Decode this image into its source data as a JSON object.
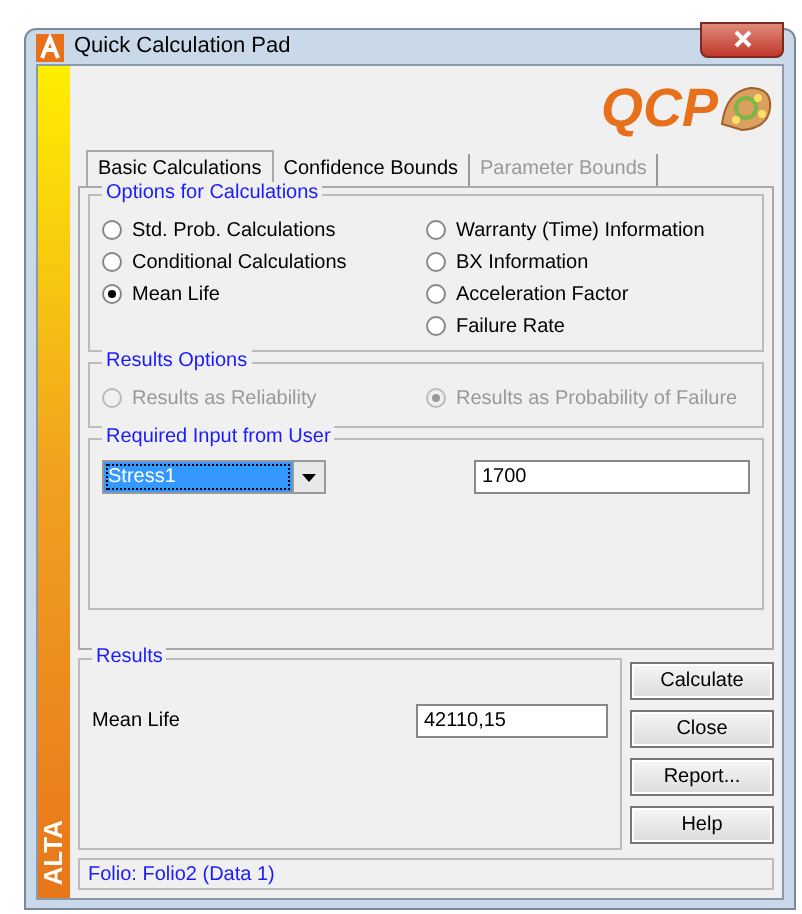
{
  "window": {
    "title": "Quick Calculation Pad",
    "logo": "QCP",
    "side_label": "ALTA"
  },
  "tabs": [
    {
      "label": "Basic Calculations",
      "selected": true,
      "disabled": false
    },
    {
      "label": "Confidence Bounds",
      "selected": false,
      "disabled": false
    },
    {
      "label": "Parameter Bounds",
      "selected": false,
      "disabled": true
    }
  ],
  "options_group": {
    "title": "Options for Calculations",
    "columns": [
      [
        {
          "label": "Std. Prob. Calculations",
          "selected": false
        },
        {
          "label": "Conditional Calculations",
          "selected": false
        },
        {
          "label": "Mean Life",
          "selected": true
        }
      ],
      [
        {
          "label": "Warranty (Time) Information",
          "selected": false
        },
        {
          "label": "BX Information",
          "selected": false
        },
        {
          "label": "Acceleration Factor",
          "selected": false
        },
        {
          "label": "Failure Rate",
          "selected": false
        }
      ]
    ]
  },
  "results_options": {
    "title": "Results Options",
    "disabled": true,
    "options": [
      {
        "label": "Results as Reliability",
        "selected": false
      },
      {
        "label": "Results as Probability of Failure",
        "selected": true
      }
    ]
  },
  "required_input": {
    "title": "Required Input from User",
    "dropdown": "Stress1",
    "value": "1700"
  },
  "results": {
    "title": "Results",
    "label": "Mean Life",
    "value": "42110,15"
  },
  "buttons": [
    "Calculate",
    "Close",
    "Report...",
    "Help"
  ],
  "status_bar": "Folio: Folio2 (Data 1)"
}
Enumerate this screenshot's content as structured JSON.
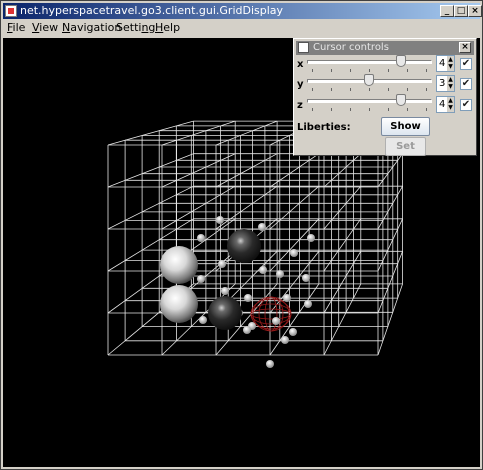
{
  "window": {
    "title": "net.hyperspacetravel.go3.client.gui.GridDisplay",
    "buttons": {
      "minimize": "_",
      "maximize": "□",
      "close": "×"
    }
  },
  "menu": [
    {
      "label": "File",
      "underline": "F",
      "rest": "ile"
    },
    {
      "label": "View",
      "underline": "V",
      "rest": "iew"
    },
    {
      "label": "Navigation",
      "underline": "N",
      "rest": "avigation"
    },
    {
      "label": "Setting",
      "pre": "Setti",
      "underline": "n",
      "rest": "g"
    },
    {
      "label": "Help",
      "underline": "H",
      "rest": "elp"
    }
  ],
  "cursor_controls": {
    "title": "Cursor controls",
    "close": "×",
    "axes": [
      {
        "label": "x",
        "value": "4",
        "slider_fraction": 0.75,
        "checked": true
      },
      {
        "label": "y",
        "value": "3",
        "slider_fraction": 0.5,
        "checked": true
      },
      {
        "label": "z",
        "value": "4",
        "slider_fraction": 0.75,
        "checked": true
      }
    ],
    "liberties_label": "Liberties:",
    "show_button": "Show",
    "set_button": "Set",
    "check_glyph": "✔",
    "spin_up": "▲",
    "spin_down": "▼"
  },
  "scene": {
    "grid_color": "#ffffff",
    "background": "#000000",
    "white_stones": 2,
    "black_stones": 2
  }
}
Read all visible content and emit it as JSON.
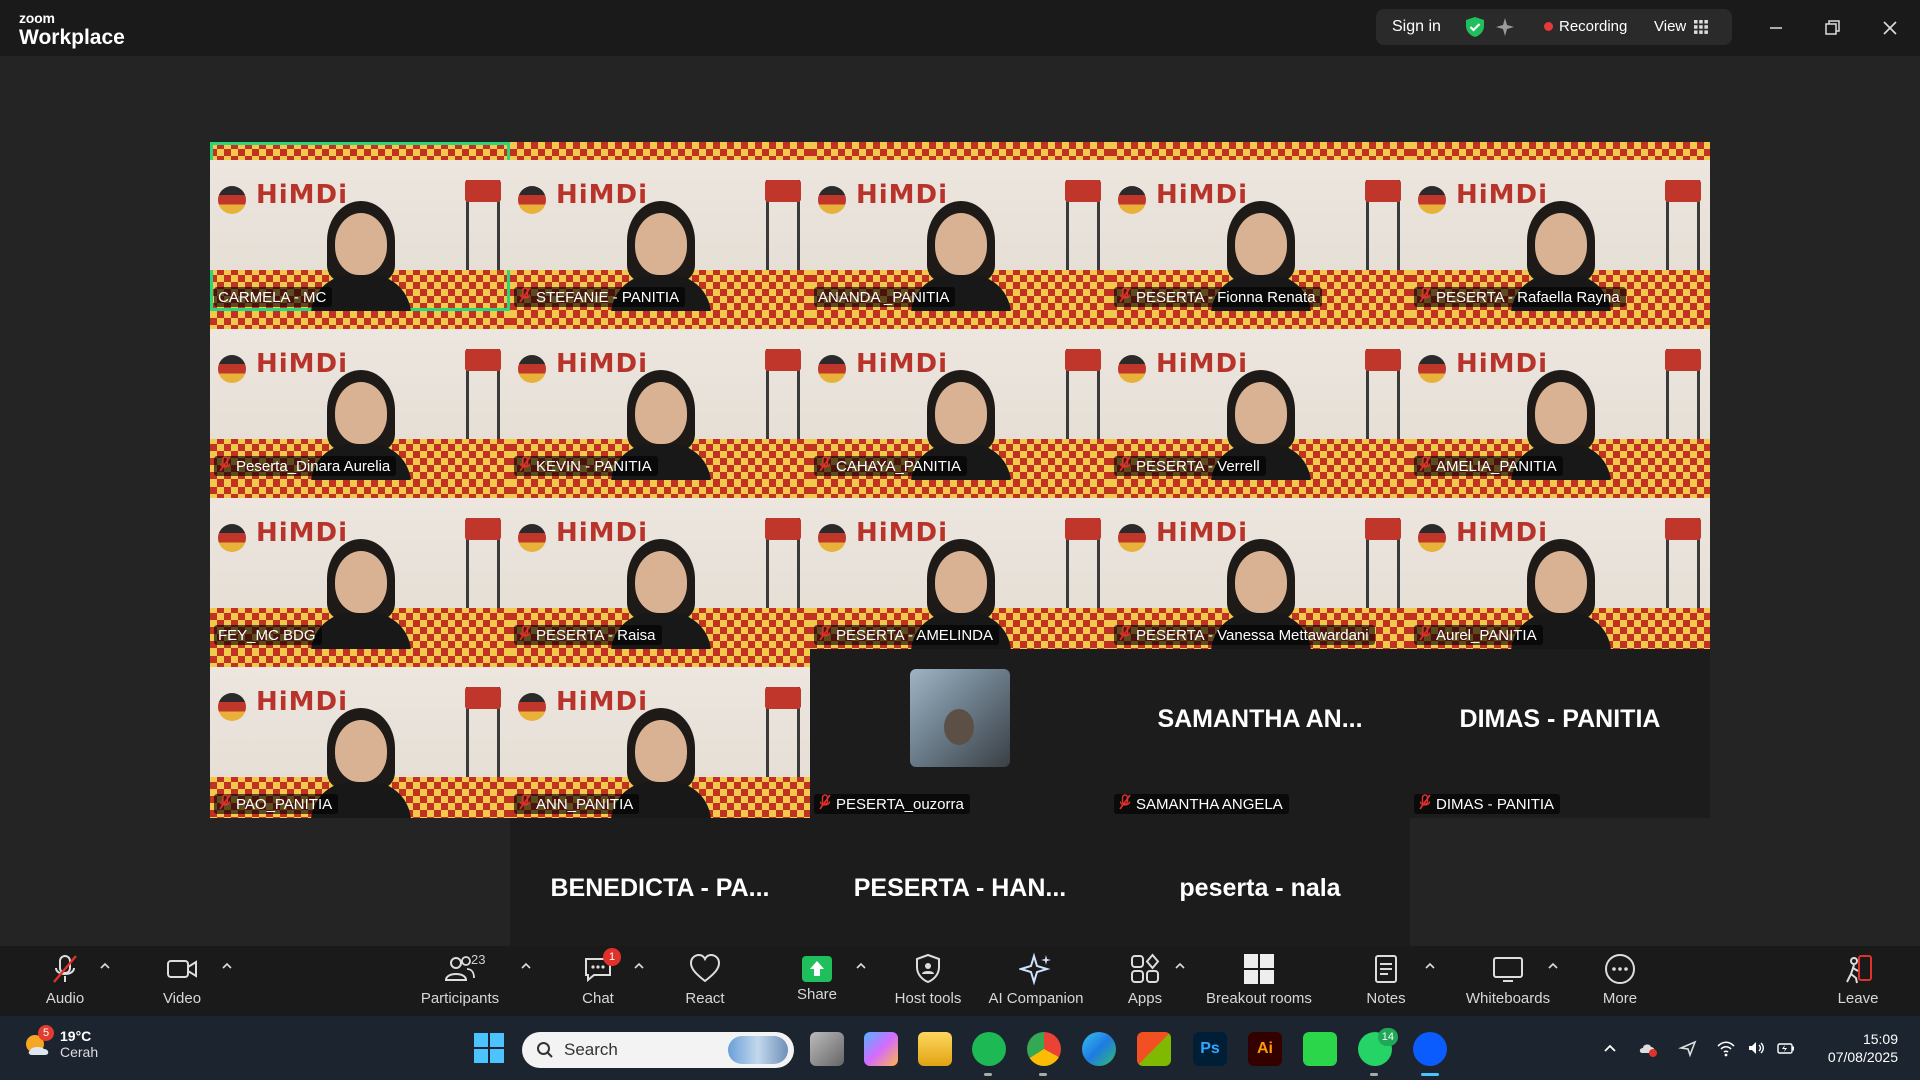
{
  "app": {
    "brand_small": "zoom",
    "brand_large": "Workplace",
    "signin_label": "Sign in",
    "recording_label": "Recording",
    "view_label": "View"
  },
  "participants": [
    {
      "name": "CARMELA - MC",
      "muted": false,
      "video": true,
      "active": true
    },
    {
      "name": "STEFANIE - PANITIA",
      "muted": true,
      "video": true,
      "active": false
    },
    {
      "name": "ANANDA _PANITIA",
      "muted": false,
      "video": true,
      "active": false
    },
    {
      "name": "PESERTA - Fionna Renata",
      "muted": true,
      "video": true,
      "active": false
    },
    {
      "name": "PESERTA - Rafaella Rayna",
      "muted": true,
      "video": true,
      "active": false
    },
    {
      "name": "Peserta_Dinara Aurelia",
      "muted": true,
      "video": true,
      "active": false
    },
    {
      "name": "KEVIN - PANITIA",
      "muted": true,
      "video": true,
      "active": false
    },
    {
      "name": "CAHAYA_PANITIA",
      "muted": true,
      "video": true,
      "active": false
    },
    {
      "name": "PESERTA - Verrell",
      "muted": true,
      "video": true,
      "active": false
    },
    {
      "name": "AMELIA_PANITIA",
      "muted": true,
      "video": true,
      "active": false
    },
    {
      "name": "FEY_MC BDG",
      "muted": false,
      "video": true,
      "active": false
    },
    {
      "name": "PESERTA - Raisa",
      "muted": true,
      "video": true,
      "active": false
    },
    {
      "name": "PESERTA - AMELINDA",
      "muted": true,
      "video": true,
      "active": false
    },
    {
      "name": "PESERTA - Vanessa Mettawardani",
      "muted": true,
      "video": true,
      "active": false
    },
    {
      "name": "Aurel_PANITIA",
      "muted": true,
      "video": true,
      "active": false
    },
    {
      "name": "PAO_PANITIA",
      "muted": true,
      "video": true,
      "active": false
    },
    {
      "name": "ANN_PANITIA",
      "muted": true,
      "video": true,
      "active": false
    },
    {
      "name": "PESERTA_ouzorra",
      "muted": true,
      "video": false,
      "avatar": true
    },
    {
      "name": "SAMANTHA ANGELA",
      "muted": true,
      "video": false,
      "display": "SAMANTHA  AN..."
    },
    {
      "name": "DIMAS - PANITIA",
      "muted": true,
      "video": false,
      "display": "DIMAS - PANITIA"
    },
    {
      "name": "BENEDICTA - PANITIIA",
      "muted": true,
      "video": false,
      "display": "BENEDICTA - PA..."
    },
    {
      "name": "PESERTA - HANSEL",
      "muted": true,
      "video": false,
      "display": "PESERTA - HAN..."
    },
    {
      "name": "peserta - nala",
      "muted": true,
      "video": false,
      "display": "peserta - nala"
    }
  ],
  "banner_text": "HiMDi",
  "toolbar": {
    "audio": "Audio",
    "video": "Video",
    "participants": "Participants",
    "participants_count": "23",
    "chat": "Chat",
    "chat_badge": "1",
    "react": "React",
    "share": "Share",
    "host_tools": "Host tools",
    "ai_companion": "AI Companion",
    "apps": "Apps",
    "breakout_rooms": "Breakout rooms",
    "notes": "Notes",
    "whiteboards": "Whiteboards",
    "more": "More",
    "leave": "Leave"
  },
  "taskbar": {
    "weather_temp": "19°C",
    "weather_desc": "Cerah",
    "weather_badge": "5",
    "search_label": "Search",
    "whatsapp_badge": "14",
    "time": "15:09",
    "date": "07/08/2025"
  },
  "colors": {
    "active_speaker": "#2bd67b",
    "recording": "#e63a3a",
    "share": "#1fbf5b",
    "badge": "#e0312b"
  }
}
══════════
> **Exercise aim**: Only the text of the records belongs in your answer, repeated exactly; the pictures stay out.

> **Written solution**:
Decode this image into its source data as a JSON object.
{
  "window": {
    "title": "Quick Calculation Pad",
    "logo": "QCP",
    "side_label": "ALTA"
  },
  "tabs": [
    {
      "label": "Basic Calculations",
      "selected": true,
      "disabled": false
    },
    {
      "label": "Confidence Bounds",
      "selected": false,
      "disabled": false
    },
    {
      "label": "Parameter Bounds",
      "selected": false,
      "disabled": true
    }
  ],
  "options_group": {
    "title": "Options for Calculations",
    "columns": [
      [
        {
          "label": "Std. Prob. Calculations",
          "selected": false
        },
        {
          "label": "Conditional Calculations",
          "selected": false
        },
        {
          "label": "Mean Life",
          "selected": true
        }
      ],
      [
        {
          "label": "Warranty (Time) Information",
          "selected": false
        },
        {
          "label": "BX Information",
          "selected": false
        },
        {
          "label": "Acceleration Factor",
          "selected": false
        },
        {
          "label": "Failure Rate",
          "selected": false
        }
      ]
    ]
  },
  "results_options": {
    "title": "Results Options",
    "disabled": true,
    "options": [
      {
        "label": "Results as Reliability",
        "selected": false
      },
      {
        "label": "Results as Probability of Failure",
        "selected": true
      }
    ]
  },
  "required_input": {
    "title": "Required Input from User",
    "dropdown": "Stress1",
    "value": "1700"
  },
  "results": {
    "title": "Results",
    "label": "Mean Life",
    "value": "42110,15"
  },
  "buttons": [
    "Calculate",
    "Close",
    "Report...",
    "Help"
  ],
  "status_bar": "Folio: Folio2 (Data 1)"
}
Enumerate this screenshot's content as structured JSON.
{
  "window": {
    "title": "net.hyperspacetravel.go3.client.gui.GridDisplay",
    "buttons": {
      "minimize": "_",
      "maximize": "□",
      "close": "×"
    }
  },
  "menu": [
    {
      "label": "File",
      "underline": "F",
      "rest": "ile"
    },
    {
      "label": "View",
      "underline": "V",
      "rest": "iew"
    },
    {
      "label": "Navigation",
      "underline": "N",
      "rest": "avigation"
    },
    {
      "label": "Setting",
      "pre": "Setti",
      "underline": "n",
      "rest": "g"
    },
    {
      "label": "Help",
      "underline": "H",
      "rest": "elp"
    }
  ],
  "cursor_controls": {
    "title": "Cursor controls",
    "close": "×",
    "axes": [
      {
        "label": "x",
        "value": "4",
        "slider_fraction": 0.75,
        "checked": true
      },
      {
        "label": "y",
        "value": "3",
        "slider_fraction": 0.5,
        "checked": true
      },
      {
        "label": "z",
        "value": "4",
        "slider_fraction": 0.75,
        "checked": true
      }
    ],
    "liberties_label": "Liberties:",
    "show_button": "Show",
    "set_button": "Set",
    "check_glyph": "✔",
    "spin_up": "▲",
    "spin_down": "▼"
  },
  "scene": {
    "grid_color": "#ffffff",
    "background": "#000000",
    "white_stones": 2,
    "black_stones": 2
  }
}
Read all visible content and emit it as JSON.
{
  "app": {
    "brand_small": "zoom",
    "brand_large": "Workplace",
    "signin_label": "Sign in",
    "recording_label": "Recording",
    "view_label": "View"
  },
  "participants": [
    {
      "name": "CARMELA - MC",
      "muted": false,
      "video": true,
      "active": true
    },
    {
      "name": "STEFANIE - PANITIA",
      "muted": true,
      "video": true,
      "active": false
    },
    {
      "name": "ANANDA _PANITIA",
      "muted": false,
      "video": true,
      "active": false
    },
    {
      "name": "PESERTA - Fionna Renata",
      "muted": true,
      "video": true,
      "active": false
    },
    {
      "name": "PESERTA - Rafaella Rayna",
      "muted": true,
      "video": true,
      "active": false
    },
    {
      "name": "Peserta_Dinara Aurelia",
      "muted": true,
      "video": true,
      "active": false
    },
    {
      "name": "KEVIN - PANITIA",
      "muted": true,
      "video": true,
      "active": false
    },
    {
      "name": "CAHAYA_PANITIA",
      "muted": true,
      "video": true,
      "active": false
    },
    {
      "name": "PESERTA - Verrell",
      "muted": true,
      "video": true,
      "active": false
    },
    {
      "name": "AMELIA_PANITIA",
      "muted": true,
      "video": true,
      "active": false
    },
    {
      "name": "FEY_MC BDG",
      "muted": false,
      "video": true,
      "active": false
    },
    {
      "name": "PESERTA - Raisa",
      "muted": true,
      "video": true,
      "active": false
    },
    {
      "name": "PESERTA - AMELINDA",
      "muted": true,
      "video": true,
      "active": false
    },
    {
      "name": "PESERTA - Vanessa Mettawardani",
      "muted": true,
      "video": true,
      "active": false
    },
    {
      "name": "Aurel_PANITIA",
      "muted": true,
      "video": true,
      "active": false
    },
    {
      "name": "PAO_PANITIA",
      "muted": true,
      "video": true,
      "active": false
    },
    {
      "name": "ANN_PANITIA",
      "muted": true,
      "video": true,
      "active": false
    },
    {
      "name": "PESERTA_ouzorra",
      "muted": true,
      "video": false,
      "avatar": true
    },
    {
      "name": "SAMANTHA ANGELA",
      "muted": true,
      "video": false,
      "display": "SAMANTHA  AN..."
    },
    {
      "name": "DIMAS - PANITIA",
      "muted": true,
      "video": false,
      "display": "DIMAS - PANITIA"
    },
    {
      "name": "BENEDICTA - PANITIIA",
      "muted": true,
      "video": false,
      "display": "BENEDICTA - PA..."
    },
    {
      "name": "PESERTA - HANSEL",
      "muted": true,
      "video": false,
      "display": "PESERTA - HAN..."
    },
    {
      "name": "peserta - nala",
      "muted": true,
      "video": false,
      "display": "peserta - nala"
    }
  ],
  "banner_text": "HiMDi",
  "toolbar": {
    "audio": "Audio",
    "video": "Video",
    "participants": "Participants",
    "participants_count": "23",
    "chat": "Chat",
    "chat_badge": "1",
    "react": "React",
    "share": "Share",
    "host_tools": "Host tools",
    "ai_companion": "AI Companion",
    "apps": "Apps",
    "breakout_rooms": "Breakout rooms",
    "notes": "Notes",
    "whiteboards": "Whiteboards",
    "more": "More",
    "leave": "Leave"
  },
  "taskbar": {
    "weather_temp": "19°C",
    "weather_desc": "Cerah",
    "weather_badge": "5",
    "search_label": "Search",
    "whatsapp_badge": "14",
    "time": "15:09",
    "date": "07/08/2025"
  },
  "colors": {
    "active_speaker": "#2bd67b",
    "recording": "#e63a3a",
    "share": "#1fbf5b",
    "badge": "#e0312b"
  }
}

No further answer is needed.